On being a voice for prevention: Thanks to Patty Wetterling
Last week the world learned what happened to Jacob Wetterling 27 years ago when Danny Heinrich admitted in court Tuesday that he abducted, sexually assaulted and killed Wetterling. As a parent, I cannot imagine the pain of this. Amidst this pain and sorrow, I am reminded of my admiration for Jacob’s mother, Patty Wetterling. I have had the privilege of knowing Patty for about 10 years: our paths have crossed on through the Coalition to Prevent Child Sexual Abuse and Exploitationand the Rape Prevention and Education program (where she was the RPE Coordinator through the Minnesota Department of Health for many years).
Patty has always seen the answer to sexual violence to be prevention. She has demonstrated a steadfast commitment to changing the conditions that create sexual violence as the means to create the world we want to live in. Her colleague and friend (and PreventConnect’s #PowerInPrevention Ending Child Sexual Abuse web conference series host) Cordelia Anderson wrote eloquently how Patty is a “beacon of hope” to so many people as she focused her efforts not only the few incidents like the one of her son, but toward preventing sexual abuse of all children.

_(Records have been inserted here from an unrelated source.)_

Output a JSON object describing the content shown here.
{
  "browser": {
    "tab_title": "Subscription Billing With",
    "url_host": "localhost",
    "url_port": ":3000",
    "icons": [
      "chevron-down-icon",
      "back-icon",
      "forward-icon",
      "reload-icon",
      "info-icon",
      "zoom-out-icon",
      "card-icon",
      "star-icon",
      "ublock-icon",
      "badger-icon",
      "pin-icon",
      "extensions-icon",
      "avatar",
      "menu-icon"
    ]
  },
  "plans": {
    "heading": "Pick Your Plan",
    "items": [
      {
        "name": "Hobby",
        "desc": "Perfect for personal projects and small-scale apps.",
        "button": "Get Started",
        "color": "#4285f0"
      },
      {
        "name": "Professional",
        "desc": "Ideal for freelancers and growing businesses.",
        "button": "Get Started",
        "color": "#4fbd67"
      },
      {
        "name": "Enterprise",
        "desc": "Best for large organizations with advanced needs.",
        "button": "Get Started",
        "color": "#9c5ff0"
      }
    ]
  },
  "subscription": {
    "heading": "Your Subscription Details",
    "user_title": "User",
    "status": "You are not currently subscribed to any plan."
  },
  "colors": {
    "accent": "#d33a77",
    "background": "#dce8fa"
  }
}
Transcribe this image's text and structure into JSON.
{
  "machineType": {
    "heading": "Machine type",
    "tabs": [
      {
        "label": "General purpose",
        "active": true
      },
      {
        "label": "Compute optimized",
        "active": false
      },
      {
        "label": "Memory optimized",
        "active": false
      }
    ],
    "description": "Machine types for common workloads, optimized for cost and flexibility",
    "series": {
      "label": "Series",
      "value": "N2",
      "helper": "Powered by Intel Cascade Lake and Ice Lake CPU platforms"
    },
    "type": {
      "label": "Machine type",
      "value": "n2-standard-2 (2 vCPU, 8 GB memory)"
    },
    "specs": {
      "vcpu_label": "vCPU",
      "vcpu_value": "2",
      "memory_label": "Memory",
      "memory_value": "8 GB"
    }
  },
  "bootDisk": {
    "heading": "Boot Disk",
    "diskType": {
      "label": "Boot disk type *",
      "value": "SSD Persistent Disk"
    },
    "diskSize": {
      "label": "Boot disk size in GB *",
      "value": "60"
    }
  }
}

As a powerful national leader on prevention, Patty had been a guest on a PreventConnect web conference. To this day PreventConnect web conference host Annie Lyles often speaks about what Patty taught her about how the measure progress in sexual violence prevention given the limited number of initiatives that have undergone rigorous research. Patty said that we need to invest in whatever brings us closer to equity and respect.
Patty demonstrates how to embody the change we want to see. After learning about her son’s death, Patty asked people to support in this manner:
Say a prayer.
Light a candle.
Be with friends.
Play with your children.
Eat ice cream.
Help your neighbor.
That is what will bring me comfort today.
May all of us in the movement to prevent sexual violence have this grace and know that, as Patty says, “together we will make a difference.”